The managers who worked with us neither flirted nor harassed. Two events illustrate the way management can behave, even where circumstances could easily lend themselves to inappropriate and likely unpunished bad behavior. For starters, they protected us from patrons.
One night, I was standing at the bar dropping off empty glasses and picking up fresh drinks. I didn’t interact with him nor did I particularly pay attention to him. Nonetheless, he noticed me. So much so that he put his hand under my skirt, literally grabbing me “by the pussy.” I smacked his arm with mine, reacting so fast I didn’t even think about it. The impact was so violent I thought “this is ho bones break.” He looked at me in disbelief, shocked that I would defend myself, and exclaimed, “Why did you do that!” I had nothing to answer. I turned around and went straight to my night manager. My manager didn’t tell me that was my job. He didn’t blame my skirt or the setting. He didn’t ask me what I had done to invite this behavior. He didn’t even ask me whether I was sure I had understood what happened. Instead, he asked me where the man was. I took him there. He tapped him on the shoulder, told him to close out his tab and leave. The pussy grabbing offender was escorted out of the club less than ten minutes after he assaulted me. Nothing else was said about the incident and I moved on. If this can happen in a strip club why can’t it happen anywhere else?

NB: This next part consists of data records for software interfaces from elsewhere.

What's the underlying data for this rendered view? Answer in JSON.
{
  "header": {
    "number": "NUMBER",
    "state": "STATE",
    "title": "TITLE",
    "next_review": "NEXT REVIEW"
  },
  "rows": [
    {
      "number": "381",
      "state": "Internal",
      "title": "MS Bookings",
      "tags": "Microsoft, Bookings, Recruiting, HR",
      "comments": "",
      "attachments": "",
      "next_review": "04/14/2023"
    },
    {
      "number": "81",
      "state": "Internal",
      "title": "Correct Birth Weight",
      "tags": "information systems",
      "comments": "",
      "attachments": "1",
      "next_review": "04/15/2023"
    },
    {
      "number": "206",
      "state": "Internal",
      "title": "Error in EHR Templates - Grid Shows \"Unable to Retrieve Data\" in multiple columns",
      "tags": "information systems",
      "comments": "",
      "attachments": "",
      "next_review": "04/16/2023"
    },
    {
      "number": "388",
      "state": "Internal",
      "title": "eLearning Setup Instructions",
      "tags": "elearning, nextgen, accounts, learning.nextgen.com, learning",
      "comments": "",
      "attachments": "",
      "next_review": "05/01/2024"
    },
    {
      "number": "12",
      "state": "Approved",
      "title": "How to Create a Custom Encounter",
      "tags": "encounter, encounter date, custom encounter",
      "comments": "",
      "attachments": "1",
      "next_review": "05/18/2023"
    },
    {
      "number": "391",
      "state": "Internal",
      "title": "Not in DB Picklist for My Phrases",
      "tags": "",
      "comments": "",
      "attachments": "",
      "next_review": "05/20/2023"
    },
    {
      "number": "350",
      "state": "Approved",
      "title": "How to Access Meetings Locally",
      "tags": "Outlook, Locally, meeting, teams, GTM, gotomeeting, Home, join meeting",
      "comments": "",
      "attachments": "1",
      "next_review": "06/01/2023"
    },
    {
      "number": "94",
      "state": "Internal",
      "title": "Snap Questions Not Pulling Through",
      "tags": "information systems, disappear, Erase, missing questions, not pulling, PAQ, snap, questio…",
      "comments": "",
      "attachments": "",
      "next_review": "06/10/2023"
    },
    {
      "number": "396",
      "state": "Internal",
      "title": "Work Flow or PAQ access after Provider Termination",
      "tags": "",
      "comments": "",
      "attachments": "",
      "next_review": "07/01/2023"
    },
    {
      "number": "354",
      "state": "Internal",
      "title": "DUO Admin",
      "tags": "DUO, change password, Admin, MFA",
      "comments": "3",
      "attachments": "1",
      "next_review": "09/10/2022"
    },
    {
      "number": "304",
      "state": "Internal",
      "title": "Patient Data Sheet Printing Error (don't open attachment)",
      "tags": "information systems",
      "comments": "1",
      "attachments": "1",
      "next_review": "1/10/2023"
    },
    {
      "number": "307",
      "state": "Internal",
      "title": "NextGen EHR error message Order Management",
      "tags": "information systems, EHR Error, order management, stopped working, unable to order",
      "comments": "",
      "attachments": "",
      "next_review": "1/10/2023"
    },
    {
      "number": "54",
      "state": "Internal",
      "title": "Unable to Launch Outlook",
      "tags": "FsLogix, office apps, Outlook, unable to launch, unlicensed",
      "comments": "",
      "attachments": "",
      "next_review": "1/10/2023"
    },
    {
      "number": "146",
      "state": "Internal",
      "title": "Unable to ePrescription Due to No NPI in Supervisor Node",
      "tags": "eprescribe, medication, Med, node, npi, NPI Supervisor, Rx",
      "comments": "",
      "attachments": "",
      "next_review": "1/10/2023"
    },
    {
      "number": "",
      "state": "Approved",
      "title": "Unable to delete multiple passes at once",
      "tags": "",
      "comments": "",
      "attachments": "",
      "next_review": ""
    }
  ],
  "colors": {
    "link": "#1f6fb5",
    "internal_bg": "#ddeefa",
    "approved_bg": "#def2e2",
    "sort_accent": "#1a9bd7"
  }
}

On another occasion, a manager-in-training was let go with 30 minutes notice. Managers-in-training spent over a year handling “the floor” with a more senior manager. This particular trainee was a nice enough fellow but a little “informal.” One night, he was talking to the hostess who was wearing a long sleeved black shirt and black pants. He told her the pants looked nice. He was let go that evening. In a place as highly sexualized as a topless club, there was no tolerance for familiarity. This was enforced by other similarly situated men, which is further testament to the importance and feasibility of bystander intervention.

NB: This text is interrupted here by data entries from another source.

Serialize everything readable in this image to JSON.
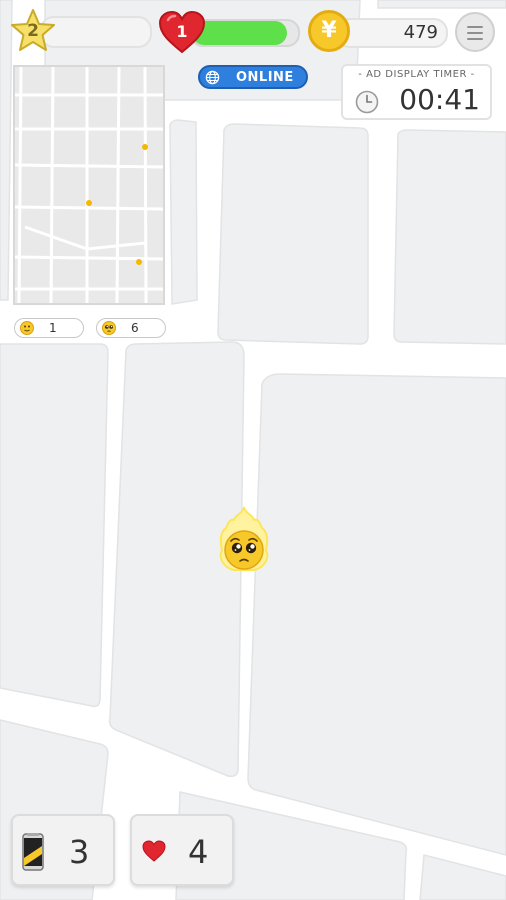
{
  "hud": {
    "level": "2",
    "hearts": "1",
    "health_fraction": 0.9,
    "coins": "479",
    "coin_symbol": "¥",
    "icons": [
      "star-icon",
      "heart-icon",
      "coin-icon",
      "menu-icon"
    ]
  },
  "status": {
    "label": "ONLINE",
    "icon": "globe-icon",
    "color": "#2e7fde"
  },
  "ad_timer": {
    "title": "- AD DISPLAY TIMER -",
    "value": "00:41",
    "icon": "clock-icon"
  },
  "minimap": {
    "counters": [
      {
        "icon": "smiley-face-icon",
        "count": "1"
      },
      {
        "icon": "pleading-face-icon",
        "count": "6"
      }
    ]
  },
  "inventory": [
    {
      "icon": "energy-drink-icon",
      "count": "3"
    },
    {
      "icon": "heart-icon",
      "count": "4"
    }
  ],
  "player": {
    "icon": "pleading-face-icon"
  },
  "colors": {
    "map_block": "#eef0f2",
    "map_road": "#ffffff",
    "coin": "#f7c82a",
    "health": "#5de04a",
    "heart": "#e0262e"
  }
}
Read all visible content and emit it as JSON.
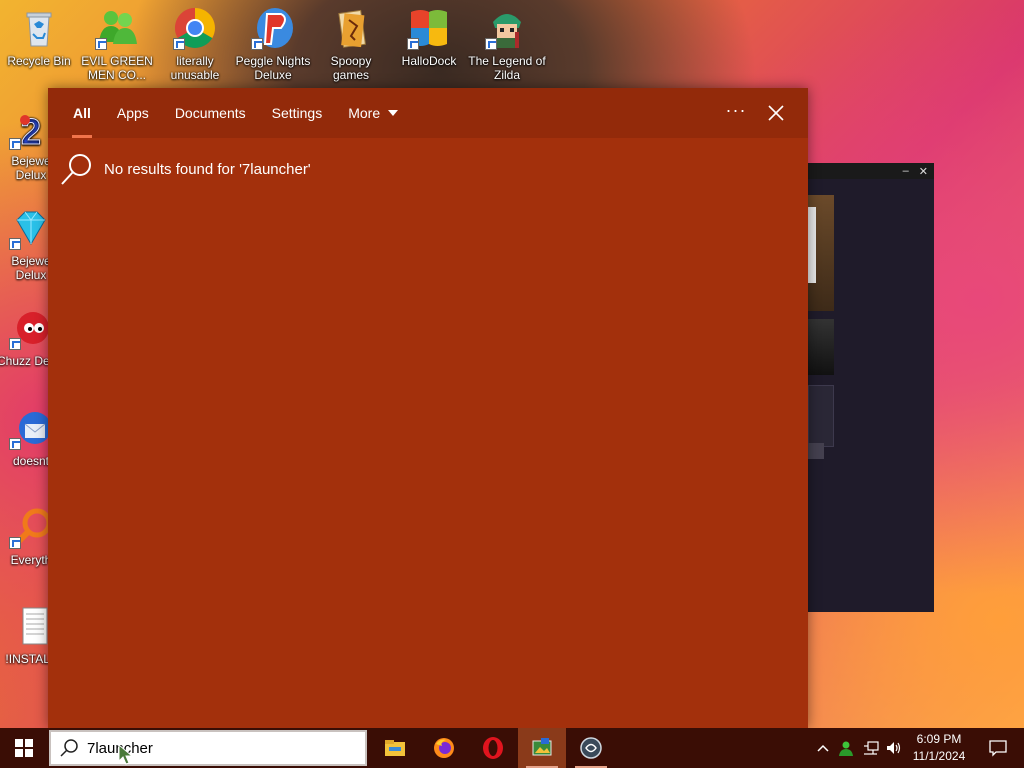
{
  "desktop": {
    "top_icons": [
      {
        "label": "Recycle Bin",
        "icon": "recycle-bin-icon"
      },
      {
        "label": "EVIL GREEN MEN CO...",
        "icon": "messenger-icon"
      },
      {
        "label": "literally unusable",
        "icon": "chrome-icon"
      },
      {
        "label": "Peggle Nights Deluxe",
        "icon": "peggle-icon"
      },
      {
        "label": "Spoopy games",
        "icon": "folder-icon"
      },
      {
        "label": "HalloDock",
        "icon": "windows-logo-icon"
      },
      {
        "label": "The Legend of Zilda",
        "icon": "zelda-icon"
      }
    ],
    "left_icons": [
      {
        "label": "Bejewe Delux",
        "icon": "bejeweled2-icon"
      },
      {
        "label": "Bejewe Delux",
        "icon": "bejeweled-icon"
      },
      {
        "label": "Chuzz Delux",
        "icon": "chuzzle-icon"
      },
      {
        "label": "doesnt",
        "icon": "thunderbird-icon"
      },
      {
        "label": "Everyth",
        "icon": "everything-search-icon"
      },
      {
        "label": "!INSTALL",
        "icon": "text-file-icon"
      }
    ]
  },
  "background_window": {
    "minimize": "–",
    "close": "✕"
  },
  "search_panel": {
    "tabs": [
      {
        "label": "All",
        "active": true
      },
      {
        "label": "Apps"
      },
      {
        "label": "Documents"
      },
      {
        "label": "Settings"
      },
      {
        "label": "More"
      }
    ],
    "ellipsis": "···",
    "no_results_text": "No results found for '7launcher'",
    "accent_color": "#f0744b",
    "panel_color": "#a3300c"
  },
  "taskbar": {
    "search_value": "7launcher",
    "pinned_apps": [
      {
        "name": "file-explorer-icon",
        "running": false
      },
      {
        "name": "firefox-icon",
        "running": false
      },
      {
        "name": "opera-icon",
        "running": false
      },
      {
        "name": "photo-app-icon",
        "running": true,
        "active": true
      },
      {
        "name": "launcher-icon",
        "running": true
      }
    ],
    "clock_time": "6:09 PM",
    "clock_date": "11/1/2024"
  }
}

Fast forward a few years and I became an attorney at one of the top firms in the country. I worked closely with several men and my Managing Partner as a man. Regardless of the late nights, travel, and banter that naturally took place, never did anyone say anything untoward or behave in ways that were anything but professional. Now, did they have conversations behind closed doors that I was not privy to? Maybe. Did I care? No. Why? Because the power structure in my small corner of the firm did not benefit toxic masculinity. And while I want to credit the men for this I have to also credit the women. None of them would have taken any nonsense, from anyone, and the atmosphere in the office was that harassing behavior would have been eliminated on the spot. Our hiring partner was a woman. The Senior Associates and Of Counsel attorneys running the complicated cases were women. The Managing Partner obviously respected them and relied on their mental acuity. The power structure was both a meritocracy and included women in positions of authority. All of this made me feel safe. That, coupled with the fact that nobody ever acted like I wasn’t gave me the space to grow as a lawyer free from sexual harassment.

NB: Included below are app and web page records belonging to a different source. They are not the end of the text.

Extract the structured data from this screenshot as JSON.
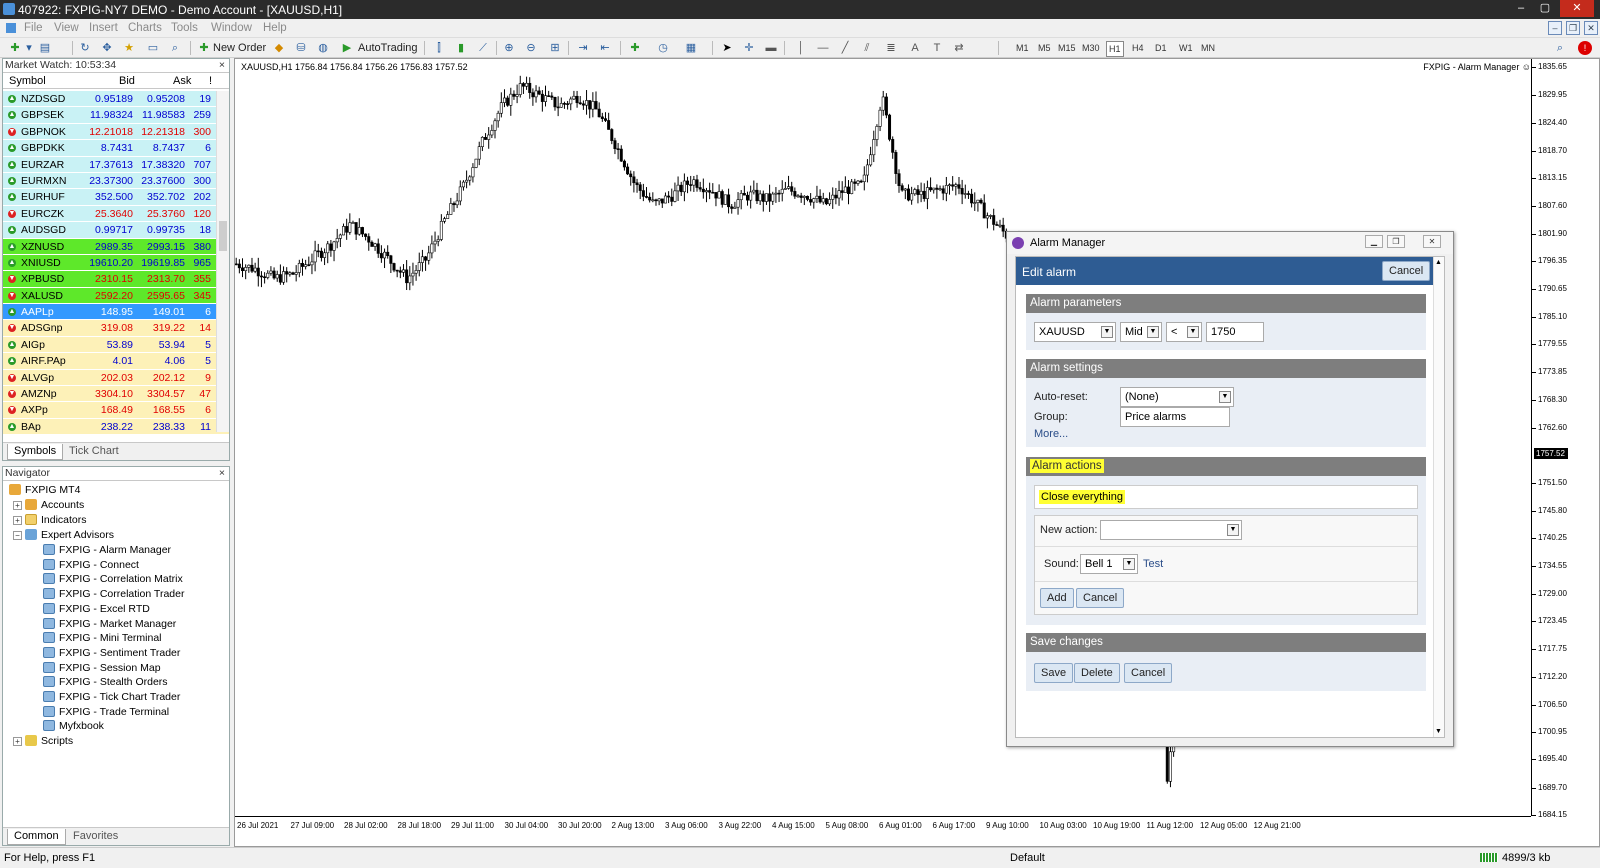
{
  "window": {
    "title": "407922: FXPIG-NY7 DEMO - Demo Account - [XAUUSD,H1]",
    "controls": [
      "–",
      "▢",
      "✕"
    ]
  },
  "menu": [
    "File",
    "View",
    "Insert",
    "Charts",
    "Tools",
    "Window",
    "Help"
  ],
  "toolbar": {
    "new_order": "New Order",
    "auto_trading": "AutoTrading",
    "timeframes": [
      "M1",
      "M5",
      "M15",
      "M30",
      "H1",
      "H4",
      "D1",
      "W1",
      "MN"
    ],
    "active_timeframe": "H1"
  },
  "market_watch": {
    "title": "Market Watch: 10:53:34",
    "columns": {
      "symbol": "Symbol",
      "bid": "Bid",
      "ask": "Ask",
      "spread": "!"
    },
    "rows": [
      {
        "symbol": "NZDSGD",
        "bid": "0.95189",
        "ask": "0.95208",
        "spread": "19",
        "bg": "#c9f2f5",
        "color": "#0000d0",
        "dir": "up"
      },
      {
        "symbol": "GBPSEK",
        "bid": "11.98324",
        "ask": "11.98583",
        "spread": "259",
        "bg": "#c9f2f5",
        "color": "#0000d0",
        "dir": "up"
      },
      {
        "symbol": "GBPNOK",
        "bid": "12.21018",
        "ask": "12.21318",
        "spread": "300",
        "bg": "#c9f2f5",
        "color": "#e00000",
        "dir": "down"
      },
      {
        "symbol": "GBPDKK",
        "bid": "8.7431",
        "ask": "8.7437",
        "spread": "6",
        "bg": "#c9f2f5",
        "color": "#0000d0",
        "dir": "up"
      },
      {
        "symbol": "EURZAR",
        "bid": "17.37613",
        "ask": "17.38320",
        "spread": "707",
        "bg": "#c9f2f5",
        "color": "#0000d0",
        "dir": "up"
      },
      {
        "symbol": "EURMXN",
        "bid": "23.37300",
        "ask": "23.37600",
        "spread": "300",
        "bg": "#c9f2f5",
        "color": "#0000d0",
        "dir": "up"
      },
      {
        "symbol": "EURHUF",
        "bid": "352.500",
        "ask": "352.702",
        "spread": "202",
        "bg": "#c9f2f5",
        "color": "#0000d0",
        "dir": "up"
      },
      {
        "symbol": "EURCZK",
        "bid": "25.3640",
        "ask": "25.3760",
        "spread": "120",
        "bg": "#c9f2f5",
        "color": "#e00000",
        "dir": "down"
      },
      {
        "symbol": "AUDSGD",
        "bid": "0.99717",
        "ask": "0.99735",
        "spread": "18",
        "bg": "#c9f2f5",
        "color": "#0000d0",
        "dir": "up"
      },
      {
        "symbol": "XZNUSD",
        "bid": "2989.35",
        "ask": "2993.15",
        "spread": "380",
        "bg": "#5ee82a",
        "color": "#0000d0",
        "dir": "up"
      },
      {
        "symbol": "XNIUSD",
        "bid": "19610.20",
        "ask": "19619.85",
        "spread": "965",
        "bg": "#5ee82a",
        "color": "#0000d0",
        "dir": "up"
      },
      {
        "symbol": "XPBUSD",
        "bid": "2310.15",
        "ask": "2313.70",
        "spread": "355",
        "bg": "#5ee82a",
        "color": "#e00000",
        "dir": "down"
      },
      {
        "symbol": "XALUSD",
        "bid": "2592.20",
        "ask": "2595.65",
        "spread": "345",
        "bg": "#5ee82a",
        "color": "#e00000",
        "dir": "down"
      },
      {
        "symbol": "AAPLp",
        "bid": "148.95",
        "ask": "149.01",
        "spread": "6",
        "bg": "#3399ff",
        "color": "#ffffff",
        "dir": "up"
      },
      {
        "symbol": "ADSGnp",
        "bid": "319.08",
        "ask": "319.22",
        "spread": "14",
        "bg": "#fdf1b8",
        "color": "#e00000",
        "dir": "down"
      },
      {
        "symbol": "AIGp",
        "bid": "53.89",
        "ask": "53.94",
        "spread": "5",
        "bg": "#fdf1b8",
        "color": "#0000d0",
        "dir": "up"
      },
      {
        "symbol": "AIRF.PAp",
        "bid": "4.01",
        "ask": "4.06",
        "spread": "5",
        "bg": "#fdf1b8",
        "color": "#0000d0",
        "dir": "up"
      },
      {
        "symbol": "ALVGp",
        "bid": "202.03",
        "ask": "202.12",
        "spread": "9",
        "bg": "#fdf1b8",
        "color": "#e00000",
        "dir": "down"
      },
      {
        "symbol": "AMZNp",
        "bid": "3304.10",
        "ask": "3304.57",
        "spread": "47",
        "bg": "#fdf1b8",
        "color": "#e00000",
        "dir": "down"
      },
      {
        "symbol": "AXPp",
        "bid": "168.49",
        "ask": "168.55",
        "spread": "6",
        "bg": "#fdf1b8",
        "color": "#e00000",
        "dir": "down"
      },
      {
        "symbol": "BAp",
        "bid": "238.22",
        "ask": "238.33",
        "spread": "11",
        "bg": "#fdf1b8",
        "color": "#0000d0",
        "dir": "up"
      }
    ],
    "tabs": [
      "Symbols",
      "Tick Chart"
    ]
  },
  "navigator": {
    "title": "Navigator",
    "root": "FXPIG MT4",
    "accounts": "Accounts",
    "indicators": "Indicators",
    "expert_advisors": "Expert Advisors",
    "experts": [
      "FXPIG - Alarm Manager",
      "FXPIG - Connect",
      "FXPIG - Correlation Matrix",
      "FXPIG - Correlation Trader",
      "FXPIG - Excel RTD",
      "FXPIG - Market Manager",
      "FXPIG - Mini Terminal",
      "FXPIG - Sentiment Trader",
      "FXPIG - Session Map",
      "FXPIG - Stealth Orders",
      "FXPIG - Tick Chart Trader",
      "FXPIG - Trade Terminal",
      "Myfxbook"
    ],
    "scripts": "Scripts",
    "tabs": [
      "Common",
      "Favorites"
    ]
  },
  "chart": {
    "header": "XAUUSD,H1  1756.84 1756.84 1756.26 1756.83 1757.52",
    "ea_label": "FXPIG - Alarm Manager ☺",
    "y_ticks": [
      "1835.65",
      "1829.95",
      "1824.40",
      "1818.70",
      "1813.15",
      "1807.60",
      "1801.90",
      "1796.35",
      "1790.65",
      "1785.10",
      "1779.55",
      "1773.85",
      "1768.30",
      "1762.60",
      "1757.52",
      "1751.50",
      "1745.80",
      "1740.25",
      "1734.55",
      "1729.00",
      "1723.45",
      "1717.75",
      "1712.20",
      "1706.50",
      "1700.95",
      "1695.40",
      "1689.70",
      "1684.15"
    ],
    "current_price": "1757.52",
    "x_ticks": [
      "26 Jul 2021",
      "27 Jul 09:00",
      "28 Jul 02:00",
      "28 Jul 18:00",
      "29 Jul 11:00",
      "30 Jul 04:00",
      "30 Jul 20:00",
      "2 Aug 13:00",
      "3 Aug 06:00",
      "3 Aug 22:00",
      "4 Aug 15:00",
      "5 Aug 08:00",
      "6 Aug 01:00",
      "6 Aug 17:00",
      "9 Aug 10:00",
      "10 Aug 03:00",
      "10 Aug 19:00",
      "11 Aug 12:00",
      "12 Aug 05:00",
      "12 Aug 21:00"
    ],
    "y_range": [
      1684.15,
      1837.5
    ]
  },
  "chart_data": {
    "type": "candlestick",
    "series": [
      {
        "name": "XAUUSD,H1",
        "close_path": [
          1796,
          1795,
          1793,
          1794,
          1797,
          1800,
          1804,
          1801,
          1797,
          1793,
          1797,
          1805,
          1812,
          1821,
          1828,
          1832,
          1830,
          1828,
          1830,
          1827,
          1820,
          1812,
          1808,
          1810,
          1813,
          1811,
          1808,
          1810,
          1809,
          1811,
          1810,
          1808,
          1811,
          1812,
          1830,
          1810,
          1810,
          1811,
          1812,
          1808,
          1804,
          1800,
          1798,
          1797,
          1795,
          1770,
          1763,
          1762,
          1763,
          1690,
          1735,
          1745,
          1745,
          1742
        ]
      }
    ]
  },
  "dialog": {
    "title": "Alarm Manager",
    "edit_title": "Edit alarm",
    "cancel_top": "Cancel",
    "sections": {
      "params": "Alarm parameters",
      "settings": "Alarm settings",
      "actions": "Alarm actions",
      "save": "Save changes"
    },
    "symbol": "XAUUSD",
    "price_type": "Mid",
    "operator": "<",
    "price": "1750",
    "auto_reset_label": "Auto-reset:",
    "auto_reset": "(None)",
    "group_label": "Group:",
    "group": "Price alarms",
    "more": "More...",
    "action_item": "Close everything",
    "new_action_label": "New action:",
    "new_action": "",
    "sound_label": "Sound:",
    "sound": "Bell 1",
    "test": "Test",
    "add": "Add",
    "cancel_action": "Cancel",
    "save": "Save",
    "delete": "Delete",
    "cancel_bottom": "Cancel"
  },
  "status": {
    "help": "For Help, press F1",
    "profile": "Default",
    "traffic": "4899/3 kb"
  }
}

In other words, the “good” can happen—even in male dominated fields like the law and even in unexpected places like adult entertainment. What makes the difference is people willing to hold themselves to certain standards and engaging with women, regardless of their station in life, profession, or state of undress, as individuals worthy of respect. These experiences reinforced my belief that the “good” exists and that it can exist regardless of its surroundings. As a feminist and a woman’s advocate these experiences buoy me. Onward and upward; we have work to do.